Mortgage holders have been let down by the lack of leadership from both Government parties. We were assured that the challenges of mortgage arrears and personal debt would be addressed during the last election, promises that helped secure election to government, giving a clear mandate to Fine Gael and Labour – a mandate on which they have failed to deliver.
When the Government took office and when it promised to assist the thousands of people in mortgage difficulty, the percentage of those in arrears was 5 per cent. The current percentage is 11.3 per cent. When you take into account those below 90 days, the figure is 20 per cent of those with a residential mortgage in Ireland are in arrears. These figures have been staring government and banks in the face for five years.
Mortgage holders have not only the challenge of their mortgage debt but also unsecured debt that is weighing them down and preventing any chance of dealing effectively with their mortgage debt as many of the decisions being taken by banks are influenced by the number of unsecured creditors one has.
Many reports over the past eight years have recommended the introduction of modern insolvency legislation. After the Troika/IMF required it, the Government introduced the current Bill.
In its submission in September 2012 (see flac.iefor details), Free Legal Advice Centres suggested that the Bill takes a traditional approach to debt resolution by leaving the ultimate decision-making power in the hands of creditors, rather than imposing settlements where it may be in the interests of our society generally.
It pointed out that this is out of step with more recent progressive developments in European insolvency law summarised by Prof Jason Kilborn in his 2010 paper Expert recommendations and the Evolution of European Best Practices for the Treatment of Overindebtedness, 1984-2010.
Kilborn cited Sweden as a case in point where the system was simplified in 2007 to allow a state enforcement agency to decide on the appropriate debtor repayment plan, rather than to waste time on obtaining creditor approval. Creditors unhappy with the outcome may appeal to the court against the enforcement agency’s decisions.
In France, the debt adjustment process generally begins with the filing of a petition to a regionally-based commission on individual over-indebtedness, administered by the Banque de France (France’s central bank – a fact in itself considered to be a powerful incentive for creditors to co-operate with the procedure).
The commission acts, in Kilborn’s words, as a “sort of hybrid between debt counsellor and administrative tribunal”, drawing up a repayment plan for presentation to creditors. Formerly, where the commission’s plan involved a proposal for part-payment and the proposal was rejected by creditor/s, it would have to have been subsequently examined by a court which could impose a settlement.
However, with the rate of success for the acceptance of such voluntary plans falling from 70 per cent in 2000 to 55 per cent in 2008 and 2009, from November 2010, the commission is entitled to impose its own plan, again subject to a creditor’s right of appeal into the courts.
Contrast this with the Irish Insolvency Bill and, regardless of whether you call it a veto or not, in practice voting thresholds will allow applications to be blocked with no comeback for debtors.

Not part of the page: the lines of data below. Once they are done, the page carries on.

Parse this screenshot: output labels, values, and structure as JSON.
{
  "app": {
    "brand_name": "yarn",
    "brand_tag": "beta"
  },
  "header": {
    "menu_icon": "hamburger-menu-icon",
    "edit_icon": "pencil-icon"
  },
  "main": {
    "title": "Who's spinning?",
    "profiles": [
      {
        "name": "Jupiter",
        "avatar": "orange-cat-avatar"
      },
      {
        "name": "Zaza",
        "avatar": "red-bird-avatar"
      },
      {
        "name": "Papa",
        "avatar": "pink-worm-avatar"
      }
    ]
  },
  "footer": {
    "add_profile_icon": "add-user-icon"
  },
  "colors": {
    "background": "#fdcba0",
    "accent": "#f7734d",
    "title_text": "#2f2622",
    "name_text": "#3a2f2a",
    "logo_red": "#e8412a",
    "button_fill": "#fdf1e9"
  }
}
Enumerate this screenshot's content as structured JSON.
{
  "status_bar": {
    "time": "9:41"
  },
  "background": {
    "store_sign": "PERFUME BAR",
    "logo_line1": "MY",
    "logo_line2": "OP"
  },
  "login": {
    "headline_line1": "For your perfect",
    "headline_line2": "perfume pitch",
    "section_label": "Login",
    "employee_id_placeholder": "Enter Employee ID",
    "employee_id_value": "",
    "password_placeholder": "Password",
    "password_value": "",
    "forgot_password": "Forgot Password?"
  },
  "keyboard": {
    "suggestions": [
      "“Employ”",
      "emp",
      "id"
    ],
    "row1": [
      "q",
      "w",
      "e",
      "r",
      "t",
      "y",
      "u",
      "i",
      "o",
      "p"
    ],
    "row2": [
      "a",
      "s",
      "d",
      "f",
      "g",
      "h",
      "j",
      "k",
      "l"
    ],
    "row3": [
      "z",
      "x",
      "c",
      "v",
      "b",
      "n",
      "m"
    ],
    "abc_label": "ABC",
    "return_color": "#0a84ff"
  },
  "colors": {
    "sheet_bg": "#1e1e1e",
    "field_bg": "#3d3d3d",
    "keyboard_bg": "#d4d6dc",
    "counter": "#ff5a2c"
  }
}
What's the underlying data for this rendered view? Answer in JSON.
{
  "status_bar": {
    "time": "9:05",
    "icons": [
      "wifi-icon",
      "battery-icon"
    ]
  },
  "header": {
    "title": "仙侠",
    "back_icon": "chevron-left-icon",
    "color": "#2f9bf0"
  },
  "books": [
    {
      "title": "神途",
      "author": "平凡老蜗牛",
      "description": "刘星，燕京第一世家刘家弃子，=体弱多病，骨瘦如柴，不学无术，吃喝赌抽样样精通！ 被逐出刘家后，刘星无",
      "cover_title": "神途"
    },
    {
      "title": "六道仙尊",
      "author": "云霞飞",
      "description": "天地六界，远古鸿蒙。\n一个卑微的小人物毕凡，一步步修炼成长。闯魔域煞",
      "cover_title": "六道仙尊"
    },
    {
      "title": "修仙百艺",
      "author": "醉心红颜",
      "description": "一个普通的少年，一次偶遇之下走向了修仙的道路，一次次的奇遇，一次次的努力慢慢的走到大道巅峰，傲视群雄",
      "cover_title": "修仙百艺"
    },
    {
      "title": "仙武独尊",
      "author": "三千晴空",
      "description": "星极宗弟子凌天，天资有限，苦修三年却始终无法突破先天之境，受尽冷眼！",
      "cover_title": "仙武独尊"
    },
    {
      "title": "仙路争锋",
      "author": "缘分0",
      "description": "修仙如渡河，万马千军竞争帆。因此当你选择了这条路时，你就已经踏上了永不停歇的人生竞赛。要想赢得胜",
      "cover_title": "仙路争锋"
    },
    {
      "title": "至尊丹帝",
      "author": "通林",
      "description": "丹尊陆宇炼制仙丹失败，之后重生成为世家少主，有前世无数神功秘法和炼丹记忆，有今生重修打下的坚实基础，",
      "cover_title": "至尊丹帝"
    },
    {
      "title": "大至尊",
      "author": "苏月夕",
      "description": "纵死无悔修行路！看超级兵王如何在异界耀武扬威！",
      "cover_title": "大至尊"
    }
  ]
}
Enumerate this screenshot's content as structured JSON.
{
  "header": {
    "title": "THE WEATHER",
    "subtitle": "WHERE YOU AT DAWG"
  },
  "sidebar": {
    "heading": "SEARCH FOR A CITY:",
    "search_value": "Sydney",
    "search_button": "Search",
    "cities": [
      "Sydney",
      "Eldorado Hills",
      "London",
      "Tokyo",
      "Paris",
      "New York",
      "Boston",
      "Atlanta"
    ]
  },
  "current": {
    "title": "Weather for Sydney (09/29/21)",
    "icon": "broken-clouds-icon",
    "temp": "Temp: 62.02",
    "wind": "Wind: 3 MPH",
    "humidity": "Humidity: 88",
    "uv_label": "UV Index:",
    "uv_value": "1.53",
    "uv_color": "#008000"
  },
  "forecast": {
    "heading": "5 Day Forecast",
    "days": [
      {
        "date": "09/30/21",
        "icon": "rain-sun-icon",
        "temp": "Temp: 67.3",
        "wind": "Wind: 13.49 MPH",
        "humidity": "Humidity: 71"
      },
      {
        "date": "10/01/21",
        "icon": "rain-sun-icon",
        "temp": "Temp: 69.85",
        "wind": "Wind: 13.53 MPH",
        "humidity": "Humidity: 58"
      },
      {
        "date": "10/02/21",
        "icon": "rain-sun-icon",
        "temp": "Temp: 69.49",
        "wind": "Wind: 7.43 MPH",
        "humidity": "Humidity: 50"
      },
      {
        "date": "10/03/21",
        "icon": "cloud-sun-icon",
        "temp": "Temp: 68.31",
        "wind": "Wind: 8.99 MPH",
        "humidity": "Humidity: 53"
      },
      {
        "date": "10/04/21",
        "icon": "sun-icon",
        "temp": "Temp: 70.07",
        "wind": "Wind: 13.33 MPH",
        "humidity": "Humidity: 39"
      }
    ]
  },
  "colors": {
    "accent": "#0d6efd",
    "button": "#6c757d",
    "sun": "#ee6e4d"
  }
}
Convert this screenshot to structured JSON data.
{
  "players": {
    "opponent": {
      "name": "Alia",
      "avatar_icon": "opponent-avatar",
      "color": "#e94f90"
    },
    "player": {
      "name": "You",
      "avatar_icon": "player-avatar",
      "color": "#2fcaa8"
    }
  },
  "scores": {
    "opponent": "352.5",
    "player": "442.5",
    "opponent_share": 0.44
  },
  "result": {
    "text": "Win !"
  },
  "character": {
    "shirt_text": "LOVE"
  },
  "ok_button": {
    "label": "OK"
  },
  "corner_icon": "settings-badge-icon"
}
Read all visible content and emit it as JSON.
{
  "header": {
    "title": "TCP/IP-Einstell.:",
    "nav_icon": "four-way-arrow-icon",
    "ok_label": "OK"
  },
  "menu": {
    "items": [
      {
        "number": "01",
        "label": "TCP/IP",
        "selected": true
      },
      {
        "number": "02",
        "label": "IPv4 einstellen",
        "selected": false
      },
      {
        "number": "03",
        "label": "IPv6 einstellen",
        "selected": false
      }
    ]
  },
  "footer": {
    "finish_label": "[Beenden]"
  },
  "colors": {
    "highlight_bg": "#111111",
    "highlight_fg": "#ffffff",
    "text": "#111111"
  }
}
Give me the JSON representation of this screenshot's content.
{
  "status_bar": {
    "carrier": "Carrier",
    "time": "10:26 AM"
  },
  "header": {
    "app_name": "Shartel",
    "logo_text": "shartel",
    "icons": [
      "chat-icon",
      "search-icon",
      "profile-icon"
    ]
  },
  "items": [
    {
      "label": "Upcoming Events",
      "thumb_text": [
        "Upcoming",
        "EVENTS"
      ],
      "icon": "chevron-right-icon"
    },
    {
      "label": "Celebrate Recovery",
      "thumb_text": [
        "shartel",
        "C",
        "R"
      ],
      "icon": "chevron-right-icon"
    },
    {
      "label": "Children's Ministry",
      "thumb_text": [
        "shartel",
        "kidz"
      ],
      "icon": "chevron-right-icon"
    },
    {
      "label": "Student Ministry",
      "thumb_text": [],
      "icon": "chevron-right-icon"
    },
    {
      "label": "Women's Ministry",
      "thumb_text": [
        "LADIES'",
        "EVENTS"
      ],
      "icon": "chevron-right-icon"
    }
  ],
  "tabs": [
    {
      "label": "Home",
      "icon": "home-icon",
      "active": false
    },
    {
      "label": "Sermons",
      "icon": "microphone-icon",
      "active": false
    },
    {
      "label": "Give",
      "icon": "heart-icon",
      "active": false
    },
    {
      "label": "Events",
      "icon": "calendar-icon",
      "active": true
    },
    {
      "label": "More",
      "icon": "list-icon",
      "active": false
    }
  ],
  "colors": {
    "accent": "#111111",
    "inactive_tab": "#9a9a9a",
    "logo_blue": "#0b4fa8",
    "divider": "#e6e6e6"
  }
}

This is an intentional strategy chosen by Government. No one knows what private discussions have taken place with creditors around assurances given about them being pragmatic. So no one can predict how realistic creditors will be in their dealings under the legislation.
However if the current experience of the main banks’ effectiveness in dealing with their customers on mortgage difficulties is anything to go by, then this will be a disaster.
Now passed into law, the system is complex, broadly unworkable and expensive. The process is designed with more hurdles that an Olympic race track. The Bill is designed to frustrate further debtors and might actually discriminate against those who cannot afford to pay for professional insolvency advice and services. The Government spin about the bankruptcy period being reduced to three years from 12 is simply that, spin. The fact that a creditor can apply to have the three-year period extended by a five-year payment order makes a mockery of this provision.
The veto given to creditors and the lack of an appeals mechanism will effectively make this Bill fail. There is too much power vested in the creditor, and the debtor is thrown without a life jacket into a sea of professional sharks.
Creditors have not acquitted themselves well and cannot be trusted. They have broken this country and its people, and cannot be allowed control and destroy our chance to recover.
David Hall is director of the Irish Mortgage Holders Organisation, mortgageholders.ie